An independent campaign committee supporting Republican businessman John Cox in the state's gubernatorial race has launched a television advertisement playing off the #MeToo movement by comparing Democratic candidates Gavin Newsom and Antonio Villaraigosa with high-profile men who have been accused of sexual misconduct by multiple women.
The ad, airing on conservative-leaning Fox News in five media markets, attacks Newsom and Villaraigosa for their past sexual affairs as images scroll across the screen of former filmmaker Harvey Weinstein, talk show host Charlie Rose, news anchor Matt Lauer, the deceased Fox News executive Roger Ailes, businessman Steve Wynn former Democratic Sen. Al Franken.
Powerful men are finally being held to account, punished for inappropriate sexual conduct with women over whom they exercise power.
Gavin Newsom had such a sexual relationship with a woman on his mayoral staff. Antonio Villaraigosa did the same, with a reporter assigned to cover him.
Newsom and Villaraigosa think the rules shouldn't apply to them. They don't want punishment, they want a promotion.
Californians deserve better. John Cox for governor.
Newsom and Villaraigosa both admitted during their first mayoral terms to having affairs, and both publicly apologized. But it is misleading to equate consensual romantic relationships with allegations against other powerful men who have been accused in numerous cases of serial sexual harassment and misconduct.
Newsom in 2007 explained his affair as an alcohol-fueled mistake. He'd had a romantic relationship with a subordinate who worked under him in San Francisco City Hall, Ruby Rippey-Tourk, now remarried as Ruby Rippey-Gibney. She worked as his appointments secretary and was the wife of his best friend and campaign manager, Alex Tourk. She left her position in the mayor's office before the affair was made public.
Tourk and Rippey-Gibney divorced after the scandal broke.
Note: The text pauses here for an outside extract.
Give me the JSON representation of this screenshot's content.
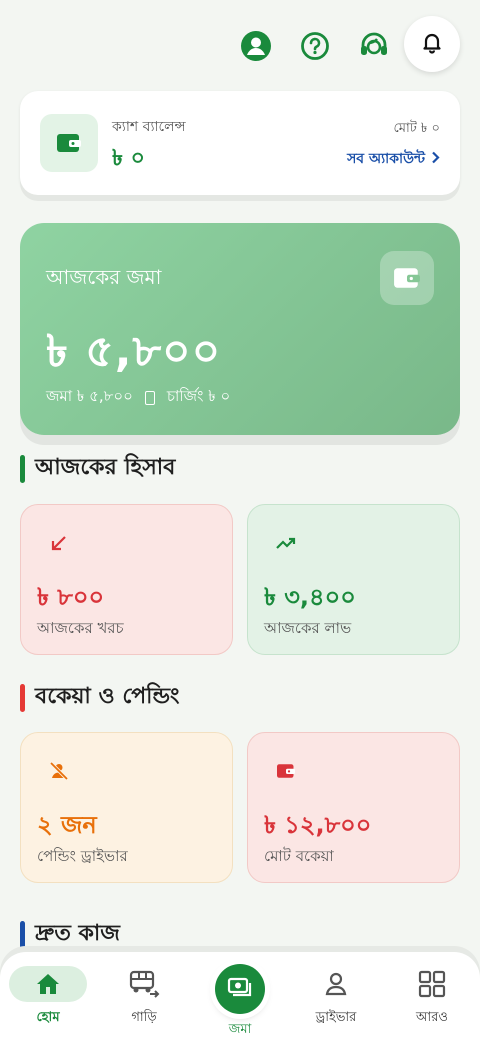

She has not made any allegations against Newsom and wrote in a February Facebook post that he should be absolved from recurring accusations of workplace harassment.
Newsom at the time characterized the affair as a personal matter, though some criticized him for sleeping with a subordinate. Allegations launched in newspaper articles and online blogs charged that the affair interfered with public business after it was discovered that Rippey-Gibney's husband had signed her time cards. She later received a roughly $10,000 payment in taxpayer money for sick leave under a program intended for city employees with catastrophic and life-threatening illnesses.
Rippey-Gibney was given approval by the former director of San Francisco's public health department, Mitch Katz, according to documents received by The Sacramento Bee. She was granted approval for her substance abuse problems – a rare qualification. (Katz is a close adviser to Newsom on health care.)
A 2007 investigation by the city attorney's office found no one other than Rippey-Gibbey had been allowed to receive sick leave payments for substance abuse alone, and there were cases in which city employees were denied participation in the program for substance abuse unaccompanied by a life-threatening illness. The investigation cleared Newsom of any wrongdoing.
He addressed the scandal in a recent interview with The Sacramento Bee Editorial Board, saying he learned from the affair and has overcome his own past problems with alcohol.
Villaraigosa's 2007 extramarital affair was with former Telemundo television reporter Mirthala Salinas. She did not report to him in any way. It is also unethical and inappropriate for a reporter to have sexual or romantic relationships with politicians they cover or any news source. Salinas was suspended, then reassigned after the affair. She later resigned.
Salinas has not made public allegations against Villraigosa regarding their past relationship.
Villaraigosa and his former wife, Corina Villaraigosa, divorced in the aftermath of the scandal.
The pro-Cox ad does not mention Republican Assemblyman and gubernatorial candidate Travis Allen, who was named earlier this year in the Legislature's release sexual harassment investigative records on allegations it deemed substantiated. He was accused of harassment for allegedly making unwanted advances on a female legislative employee, including squeezing her shoulders.
Allen has called the accusations a "political attack," saying his behavior was not inappropriate.